I turned into the side of St. John’s island, where I stopped previously, then swam around the island to the east side on the other side of a reef, where, I realised, the island was virtually hollow, a huge cave being scooped out of its side. My goal was to see if I could swim around this so-called island so I swam around and behind another long reef extending outward and into the area between the island and the edge of the cove, only to discover a jumble of rocks. Only at the highest spring tide does it really become an island, and even then it’s unlikely to be navigable by a swimmer. So I swam back around the reef to have a look at the cave weaving though the reefs across the entrance.

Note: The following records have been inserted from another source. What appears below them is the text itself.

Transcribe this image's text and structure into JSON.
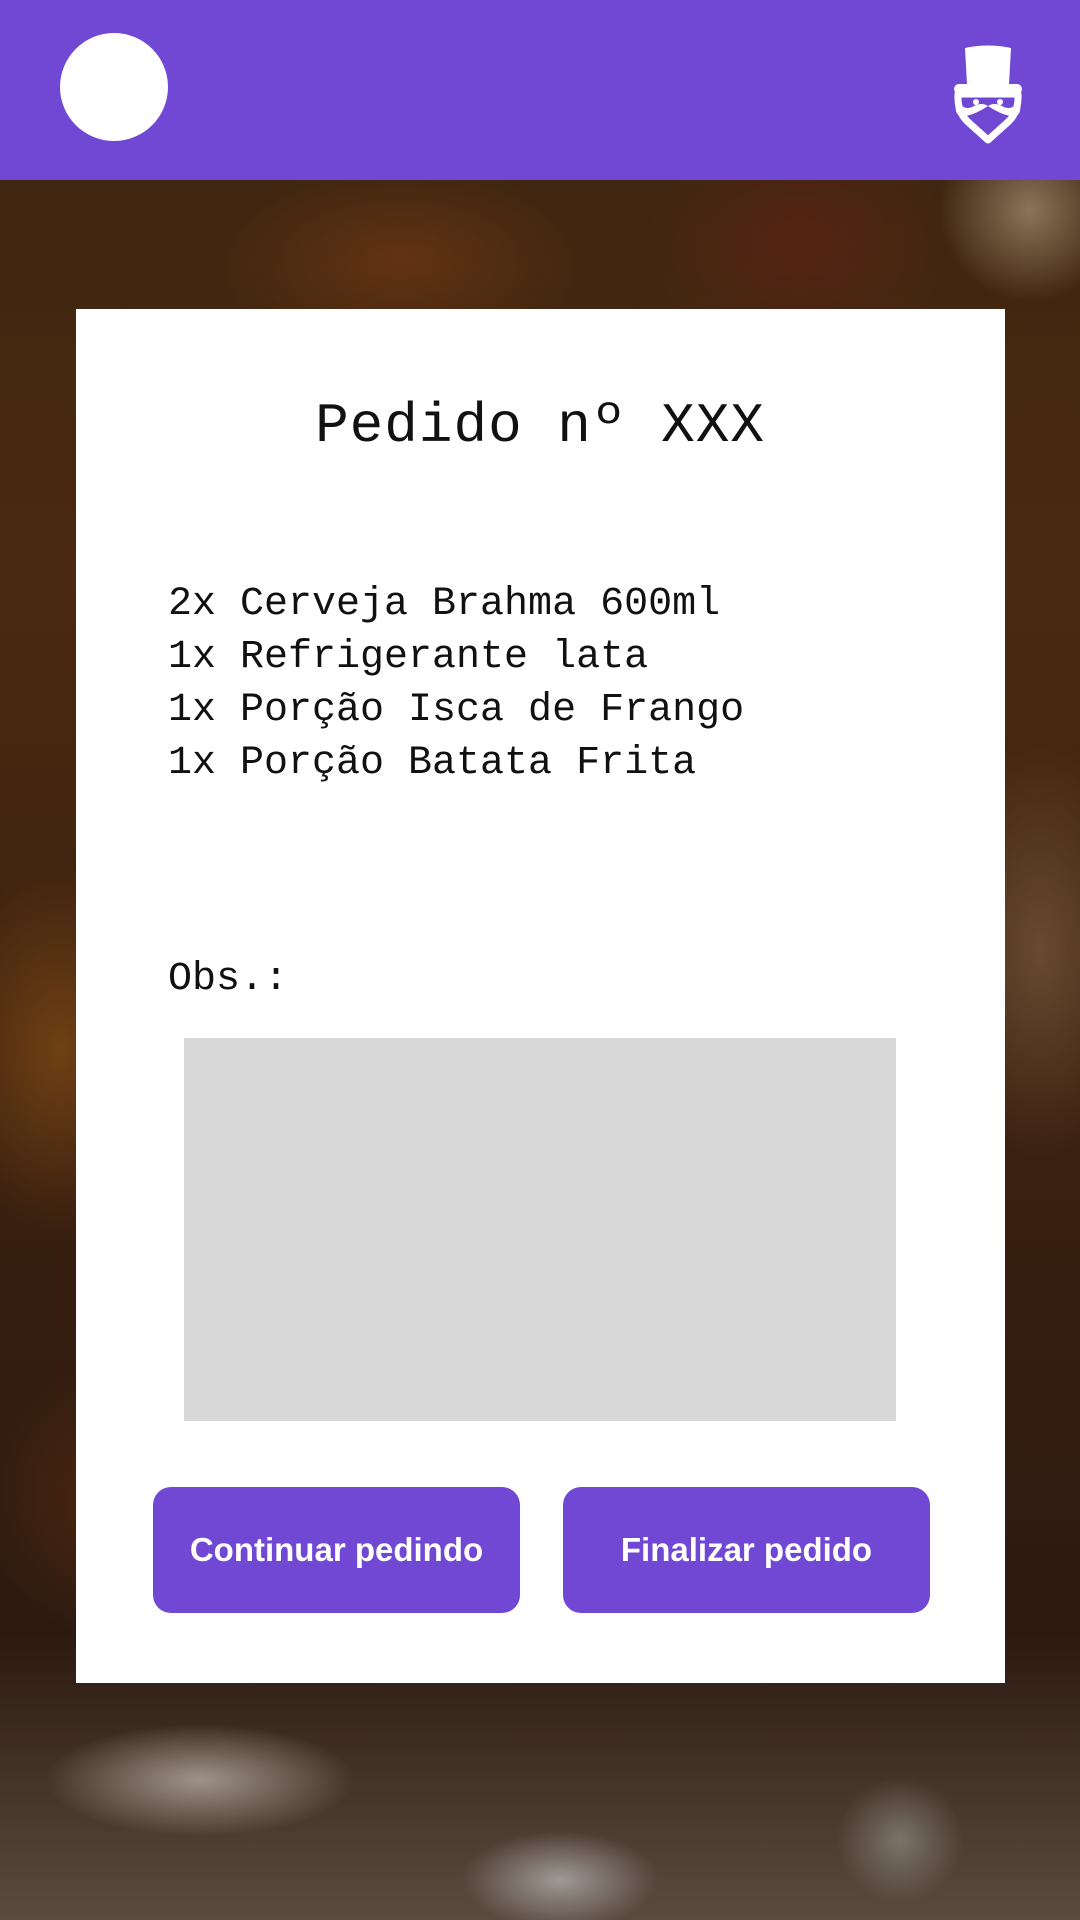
{
  "header": {
    "avatar_icon": "avatar-placeholder",
    "logo_icon": "top-hat-mustache-icon",
    "accent_color": "#7048d4"
  },
  "order": {
    "title": "Pedido nº XXX",
    "items": [
      "2x Cerveja Brahma 600ml",
      "1x Refrigerante lata",
      "1x Porção Isca de Frango",
      "1x Porção Batata Frita"
    ],
    "obs_label": "Obs.:",
    "obs_value": ""
  },
  "actions": {
    "continue_label": "Continuar pedindo",
    "finish_label": "Finalizar pedido"
  }
}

And I realised that it wasn’t just a small cave resulting from a collapse of the sandstone but a cave and tunnel leading through the island. The combined tunnel and cave was 50 to 75 metres long and a total joy. This was no narrow tunnel, but it opened inside to a wider cavern with echoes from the pneumatic sound of water being compressed into nooks and crannies and the washing around of the water. It was bright, because the eastern-side entrance was wide enough to allow in sufficient light from the sunshine which reflected around the rocks and it was utterly magical. Only weeks ago the only caves I’d ever swam into were the few beneath Great Newtown head, but by now I’ve swum through a range of caves, arches and tunnels, leading to this stunning location.
Exiting the tunnel I realised why I hadn’t seen it. There’s a reef completely hiding the entrance for the low-level view of a swimmer, and since it faces west, it can’t be seen from the cove. It’s probable canoeists know about it, no-one beyond that. And now you know and I can’t recommend visiting it highly enough.
From there into the beach and done, another 6 k. A hike up the cliff to see if I could get a photo of the coast and by going out to the edge of the one of the promontories I was able to photograph the tunnel .